Segment Start: Data for the task

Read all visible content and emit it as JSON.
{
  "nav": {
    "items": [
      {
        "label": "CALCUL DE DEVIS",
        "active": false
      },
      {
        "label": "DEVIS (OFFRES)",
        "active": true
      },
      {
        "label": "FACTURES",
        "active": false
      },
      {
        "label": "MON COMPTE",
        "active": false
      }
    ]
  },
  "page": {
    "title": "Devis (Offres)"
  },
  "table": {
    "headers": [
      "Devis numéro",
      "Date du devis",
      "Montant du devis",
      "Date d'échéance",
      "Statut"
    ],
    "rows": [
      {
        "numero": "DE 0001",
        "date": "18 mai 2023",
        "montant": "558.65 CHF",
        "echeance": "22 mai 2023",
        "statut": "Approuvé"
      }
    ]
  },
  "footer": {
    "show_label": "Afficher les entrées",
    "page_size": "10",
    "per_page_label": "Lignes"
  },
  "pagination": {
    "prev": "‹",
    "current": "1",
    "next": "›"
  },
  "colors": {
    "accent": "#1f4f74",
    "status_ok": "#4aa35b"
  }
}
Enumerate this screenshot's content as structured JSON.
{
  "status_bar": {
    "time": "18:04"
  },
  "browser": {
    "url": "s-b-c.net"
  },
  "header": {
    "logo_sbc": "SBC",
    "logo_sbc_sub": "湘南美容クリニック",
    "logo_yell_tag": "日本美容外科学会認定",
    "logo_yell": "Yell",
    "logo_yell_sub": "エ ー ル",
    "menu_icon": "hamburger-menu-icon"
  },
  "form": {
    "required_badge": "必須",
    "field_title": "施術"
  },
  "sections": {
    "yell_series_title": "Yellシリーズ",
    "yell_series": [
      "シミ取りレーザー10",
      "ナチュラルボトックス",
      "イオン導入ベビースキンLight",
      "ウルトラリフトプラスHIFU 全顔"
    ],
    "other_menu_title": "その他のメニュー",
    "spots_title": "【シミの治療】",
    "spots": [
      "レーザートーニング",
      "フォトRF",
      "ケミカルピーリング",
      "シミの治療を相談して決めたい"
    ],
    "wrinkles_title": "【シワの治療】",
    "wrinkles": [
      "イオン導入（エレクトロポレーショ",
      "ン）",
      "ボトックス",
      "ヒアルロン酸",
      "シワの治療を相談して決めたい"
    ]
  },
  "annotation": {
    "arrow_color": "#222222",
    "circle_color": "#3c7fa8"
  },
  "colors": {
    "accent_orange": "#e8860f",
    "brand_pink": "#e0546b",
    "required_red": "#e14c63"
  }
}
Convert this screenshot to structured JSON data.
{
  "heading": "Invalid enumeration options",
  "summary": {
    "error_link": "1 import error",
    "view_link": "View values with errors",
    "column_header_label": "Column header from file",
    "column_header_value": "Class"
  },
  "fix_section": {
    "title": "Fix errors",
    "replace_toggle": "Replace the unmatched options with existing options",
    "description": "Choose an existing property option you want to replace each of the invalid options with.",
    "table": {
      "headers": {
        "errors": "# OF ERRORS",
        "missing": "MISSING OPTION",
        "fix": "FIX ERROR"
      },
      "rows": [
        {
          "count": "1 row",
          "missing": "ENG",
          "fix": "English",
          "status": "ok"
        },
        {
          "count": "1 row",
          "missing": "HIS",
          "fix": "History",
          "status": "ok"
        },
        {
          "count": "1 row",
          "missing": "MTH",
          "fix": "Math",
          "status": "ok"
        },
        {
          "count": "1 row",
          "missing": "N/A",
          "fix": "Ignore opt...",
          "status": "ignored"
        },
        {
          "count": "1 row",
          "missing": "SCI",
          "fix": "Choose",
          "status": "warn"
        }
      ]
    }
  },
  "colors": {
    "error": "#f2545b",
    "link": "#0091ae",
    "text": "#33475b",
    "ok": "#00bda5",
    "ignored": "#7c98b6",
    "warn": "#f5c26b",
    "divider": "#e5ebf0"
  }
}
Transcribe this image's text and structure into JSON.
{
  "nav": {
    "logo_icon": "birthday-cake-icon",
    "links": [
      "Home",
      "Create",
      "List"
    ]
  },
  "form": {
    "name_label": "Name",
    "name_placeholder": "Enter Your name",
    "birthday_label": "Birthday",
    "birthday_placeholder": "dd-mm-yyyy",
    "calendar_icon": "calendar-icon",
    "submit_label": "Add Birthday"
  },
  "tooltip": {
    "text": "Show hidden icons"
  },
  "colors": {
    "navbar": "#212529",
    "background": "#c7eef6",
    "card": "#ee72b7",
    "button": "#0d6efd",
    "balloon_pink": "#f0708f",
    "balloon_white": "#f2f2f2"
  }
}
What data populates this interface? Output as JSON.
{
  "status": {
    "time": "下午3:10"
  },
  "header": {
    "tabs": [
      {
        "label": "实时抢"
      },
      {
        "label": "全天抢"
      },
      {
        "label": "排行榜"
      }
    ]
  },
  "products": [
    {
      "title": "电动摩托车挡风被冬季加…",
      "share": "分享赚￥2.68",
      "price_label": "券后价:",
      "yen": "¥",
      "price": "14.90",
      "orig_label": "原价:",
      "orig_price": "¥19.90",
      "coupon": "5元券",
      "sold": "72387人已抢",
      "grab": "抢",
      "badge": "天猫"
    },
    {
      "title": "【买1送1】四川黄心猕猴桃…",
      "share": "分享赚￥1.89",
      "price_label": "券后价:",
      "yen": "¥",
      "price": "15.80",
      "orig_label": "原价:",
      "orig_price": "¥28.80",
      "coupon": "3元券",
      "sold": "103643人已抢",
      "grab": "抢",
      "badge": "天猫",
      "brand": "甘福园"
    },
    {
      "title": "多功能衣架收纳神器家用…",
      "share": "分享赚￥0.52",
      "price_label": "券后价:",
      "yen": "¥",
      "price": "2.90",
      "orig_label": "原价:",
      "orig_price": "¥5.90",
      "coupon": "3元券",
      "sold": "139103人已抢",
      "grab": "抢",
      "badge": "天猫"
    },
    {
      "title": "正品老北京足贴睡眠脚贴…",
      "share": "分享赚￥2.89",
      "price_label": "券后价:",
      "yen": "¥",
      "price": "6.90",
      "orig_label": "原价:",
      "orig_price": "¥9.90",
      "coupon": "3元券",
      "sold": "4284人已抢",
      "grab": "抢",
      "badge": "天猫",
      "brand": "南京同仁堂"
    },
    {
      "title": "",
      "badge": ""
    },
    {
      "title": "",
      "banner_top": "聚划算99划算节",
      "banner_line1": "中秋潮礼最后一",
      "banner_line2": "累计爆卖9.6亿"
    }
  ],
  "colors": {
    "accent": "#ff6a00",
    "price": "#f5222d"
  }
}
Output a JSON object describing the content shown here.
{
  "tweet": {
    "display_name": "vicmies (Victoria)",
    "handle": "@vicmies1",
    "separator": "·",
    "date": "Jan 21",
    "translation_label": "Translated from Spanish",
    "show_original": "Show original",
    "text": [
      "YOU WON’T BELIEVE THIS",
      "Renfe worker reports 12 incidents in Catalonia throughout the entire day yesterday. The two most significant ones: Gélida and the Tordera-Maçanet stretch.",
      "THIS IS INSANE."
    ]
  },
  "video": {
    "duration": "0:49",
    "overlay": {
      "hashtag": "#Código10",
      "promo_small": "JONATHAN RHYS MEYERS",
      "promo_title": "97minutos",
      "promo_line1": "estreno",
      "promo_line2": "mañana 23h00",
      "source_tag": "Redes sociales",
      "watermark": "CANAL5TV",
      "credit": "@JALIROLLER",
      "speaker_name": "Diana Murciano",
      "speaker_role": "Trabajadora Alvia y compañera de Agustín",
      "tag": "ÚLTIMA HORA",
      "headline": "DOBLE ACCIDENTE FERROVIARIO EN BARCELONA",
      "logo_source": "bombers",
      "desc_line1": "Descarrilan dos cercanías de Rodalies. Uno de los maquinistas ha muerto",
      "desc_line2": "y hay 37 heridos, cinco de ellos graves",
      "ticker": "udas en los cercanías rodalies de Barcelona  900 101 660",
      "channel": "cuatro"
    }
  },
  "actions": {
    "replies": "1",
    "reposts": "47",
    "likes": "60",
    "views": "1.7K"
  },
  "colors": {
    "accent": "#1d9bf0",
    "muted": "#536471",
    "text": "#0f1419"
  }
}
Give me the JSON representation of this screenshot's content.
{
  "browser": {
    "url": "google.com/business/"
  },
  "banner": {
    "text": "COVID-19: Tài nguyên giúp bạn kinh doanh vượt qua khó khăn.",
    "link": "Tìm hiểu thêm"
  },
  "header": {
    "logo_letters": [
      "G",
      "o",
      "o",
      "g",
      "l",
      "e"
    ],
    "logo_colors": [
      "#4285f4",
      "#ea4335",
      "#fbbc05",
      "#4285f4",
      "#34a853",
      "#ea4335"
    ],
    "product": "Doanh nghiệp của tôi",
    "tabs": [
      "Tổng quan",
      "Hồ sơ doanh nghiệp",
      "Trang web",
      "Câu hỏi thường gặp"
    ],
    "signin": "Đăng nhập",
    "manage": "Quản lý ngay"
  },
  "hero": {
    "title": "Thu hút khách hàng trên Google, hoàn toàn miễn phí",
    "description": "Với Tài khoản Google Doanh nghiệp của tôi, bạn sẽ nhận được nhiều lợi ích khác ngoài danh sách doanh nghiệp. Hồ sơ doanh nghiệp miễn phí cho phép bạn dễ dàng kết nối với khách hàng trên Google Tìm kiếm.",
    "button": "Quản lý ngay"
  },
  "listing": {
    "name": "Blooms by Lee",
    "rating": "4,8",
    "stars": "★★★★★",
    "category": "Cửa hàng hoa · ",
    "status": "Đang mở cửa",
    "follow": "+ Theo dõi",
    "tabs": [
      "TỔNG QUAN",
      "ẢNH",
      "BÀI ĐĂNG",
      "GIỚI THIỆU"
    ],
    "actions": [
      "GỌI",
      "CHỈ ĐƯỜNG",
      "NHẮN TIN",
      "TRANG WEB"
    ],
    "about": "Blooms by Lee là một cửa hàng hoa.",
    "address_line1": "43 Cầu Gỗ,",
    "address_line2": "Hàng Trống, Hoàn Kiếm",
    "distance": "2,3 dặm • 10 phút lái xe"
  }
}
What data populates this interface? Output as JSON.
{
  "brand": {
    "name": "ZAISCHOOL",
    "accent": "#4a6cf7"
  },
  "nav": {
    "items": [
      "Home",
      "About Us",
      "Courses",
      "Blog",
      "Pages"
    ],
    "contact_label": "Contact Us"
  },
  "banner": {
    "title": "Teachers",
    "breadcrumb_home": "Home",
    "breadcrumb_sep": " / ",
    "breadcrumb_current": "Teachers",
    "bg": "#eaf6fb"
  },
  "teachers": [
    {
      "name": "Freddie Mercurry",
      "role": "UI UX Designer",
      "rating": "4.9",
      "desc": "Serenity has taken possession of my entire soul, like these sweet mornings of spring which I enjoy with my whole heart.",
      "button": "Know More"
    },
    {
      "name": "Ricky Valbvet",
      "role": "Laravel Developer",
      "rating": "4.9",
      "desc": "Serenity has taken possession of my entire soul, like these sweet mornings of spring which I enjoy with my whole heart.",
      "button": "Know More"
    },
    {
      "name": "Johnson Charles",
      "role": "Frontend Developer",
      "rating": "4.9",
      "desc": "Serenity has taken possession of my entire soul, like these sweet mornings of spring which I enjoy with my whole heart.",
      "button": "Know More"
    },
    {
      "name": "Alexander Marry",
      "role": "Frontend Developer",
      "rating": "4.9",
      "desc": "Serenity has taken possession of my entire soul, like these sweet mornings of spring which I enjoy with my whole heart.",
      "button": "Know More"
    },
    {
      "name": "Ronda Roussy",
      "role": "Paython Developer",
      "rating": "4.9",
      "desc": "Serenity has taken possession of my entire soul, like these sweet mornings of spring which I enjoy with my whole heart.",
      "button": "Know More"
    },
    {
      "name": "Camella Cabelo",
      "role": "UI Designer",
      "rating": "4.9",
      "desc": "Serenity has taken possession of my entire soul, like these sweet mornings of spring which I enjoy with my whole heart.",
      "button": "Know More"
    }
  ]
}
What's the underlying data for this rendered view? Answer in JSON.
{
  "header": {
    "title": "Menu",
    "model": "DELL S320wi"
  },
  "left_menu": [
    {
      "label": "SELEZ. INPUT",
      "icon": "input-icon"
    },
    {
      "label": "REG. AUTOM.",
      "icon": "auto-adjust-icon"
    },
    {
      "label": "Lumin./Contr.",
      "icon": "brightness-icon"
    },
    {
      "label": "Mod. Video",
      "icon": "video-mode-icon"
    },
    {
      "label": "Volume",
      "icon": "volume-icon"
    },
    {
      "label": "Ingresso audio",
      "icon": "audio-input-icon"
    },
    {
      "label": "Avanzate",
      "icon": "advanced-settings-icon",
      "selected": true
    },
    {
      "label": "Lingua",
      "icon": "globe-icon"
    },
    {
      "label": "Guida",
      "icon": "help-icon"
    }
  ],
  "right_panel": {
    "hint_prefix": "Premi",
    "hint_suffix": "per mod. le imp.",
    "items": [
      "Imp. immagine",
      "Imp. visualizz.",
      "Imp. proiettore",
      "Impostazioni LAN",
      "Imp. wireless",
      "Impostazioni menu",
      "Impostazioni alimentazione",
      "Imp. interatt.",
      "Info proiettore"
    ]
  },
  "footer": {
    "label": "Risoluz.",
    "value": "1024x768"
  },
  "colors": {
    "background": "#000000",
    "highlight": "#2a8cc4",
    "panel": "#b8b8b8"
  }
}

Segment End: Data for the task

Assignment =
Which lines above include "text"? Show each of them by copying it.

Output below =
    "text": "#33475b",
Transcribe this image's text and structure into JSON.
    "text": "Show hidden icons"
    "text": [
    "text": "#0f1419"
    "text": "COVID-19: Tài nguyên giúp bạn kinh doanh vượt qua khó khăn.",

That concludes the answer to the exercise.